The use by Rembrandt of the Caravaggio-esque chiaroscuro is the most apparent in this painting, with Ganymede drenched in light to signify his significance in this scene. You will have seen a similar technique in his Danae, another mythologically themed artwork.
This frightening, brutal scene makes use of Rembrandt's skill in achieving an extraordinary realism in his work, a development from the earlier Renaissance artists. This painting was also produced on a huge canvas, allowing the artist to add endless detail to the key figures of this composition.
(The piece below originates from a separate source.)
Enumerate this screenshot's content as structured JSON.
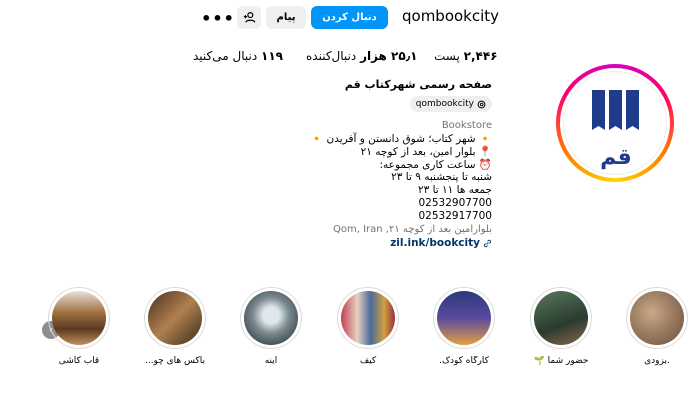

As his career progressed, viewers would need to stand further back as his work were no-longer intended to be seen up close.
This abduction has been captured by many artists within the Renaissance, all offering a slightly different perspective on the story of how Jupiter would transform himself into an eagle in order to carry the young man off to Olympus, where he would be used as a servent. The variations with Rembrandt's work may depict a later moment when the eagle has actually taken flight off back home with its prized asset in its clutches.
Rembrandt completed a study drawing for this artwork though the figures at the bottom of it would not make it into this final oil on canvas. It was clearly a quick sketch just for the purposes of fleshing out a rough layout for the composition, with very little detail added.